* [PROVIDED RECORDS]:

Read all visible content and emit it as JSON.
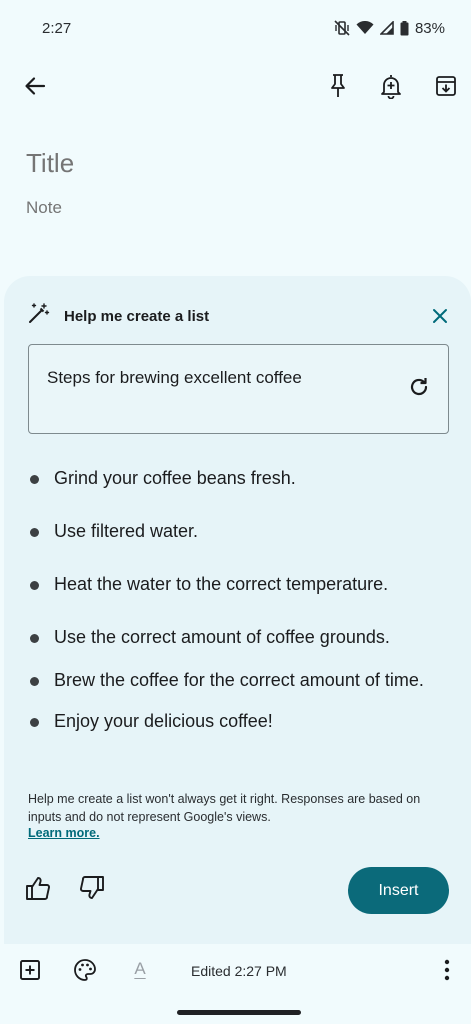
{
  "status_bar": {
    "time": "2:27",
    "battery_percent": "83%",
    "icons": [
      "vibrate-off-icon",
      "wifi-icon",
      "signal-icon",
      "battery-icon"
    ]
  },
  "top_bar": {
    "icons": [
      "back-arrow-icon",
      "pin-icon",
      "reminder-bell-icon",
      "archive-icon"
    ]
  },
  "note": {
    "title_placeholder": "Title",
    "body_placeholder": "Note"
  },
  "help_sheet": {
    "heading": "Help me create a list",
    "prompt": "Steps for brewing excellent coffee",
    "items": [
      "Grind your coffee beans fresh.",
      "Use filtered water.",
      "Heat the water to the correct temperature.",
      "Use the correct amount of coffee grounds.",
      "Brew the coffee for the correct amount of time.",
      "Enjoy your delicious coffee!"
    ],
    "disclaimer": "Help me create a list won't always get it right. Responses are based on inputs and do not represent Google's views.",
    "learn_more": "Learn more.",
    "insert_label": "Insert"
  },
  "bottom_bar": {
    "edited": "Edited 2:27 PM",
    "text_format_letter": "A"
  },
  "colors": {
    "background": "#f1fbfd",
    "sheet": "#e6f4f8",
    "accent": "#0b6a7a",
    "link": "#006a7a"
  }
}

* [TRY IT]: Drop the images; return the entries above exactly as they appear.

* [OUTPUT FOR THIS TASK]:
Read all visible content and emit it as JSON.
{
  "status_bar": {
    "time": "2:27",
    "battery_percent": "83%",
    "icons": [
      "vibrate-off-icon",
      "wifi-icon",
      "signal-icon",
      "battery-icon"
    ]
  },
  "top_bar": {
    "icons": [
      "back-arrow-icon",
      "pin-icon",
      "reminder-bell-icon",
      "archive-icon"
    ]
  },
  "note": {
    "title_placeholder": "Title",
    "body_placeholder": "Note"
  },
  "help_sheet": {
    "heading": "Help me create a list",
    "prompt": "Steps for brewing excellent coffee",
    "items": [
      "Grind your coffee beans fresh.",
      "Use filtered water.",
      "Heat the water to the correct temperature.",
      "Use the correct amount of coffee grounds.",
      "Brew the coffee for the correct amount of time.",
      "Enjoy your delicious coffee!"
    ],
    "disclaimer": "Help me create a list won't always get it right. Responses are based on inputs and do not represent Google's views.",
    "learn_more": "Learn more.",
    "insert_label": "Insert"
  },
  "bottom_bar": {
    "edited": "Edited 2:27 PM",
    "text_format_letter": "A"
  },
  "colors": {
    "background": "#f1fbfd",
    "sheet": "#e6f4f8",
    "accent": "#0b6a7a",
    "link": "#006a7a"
  }
}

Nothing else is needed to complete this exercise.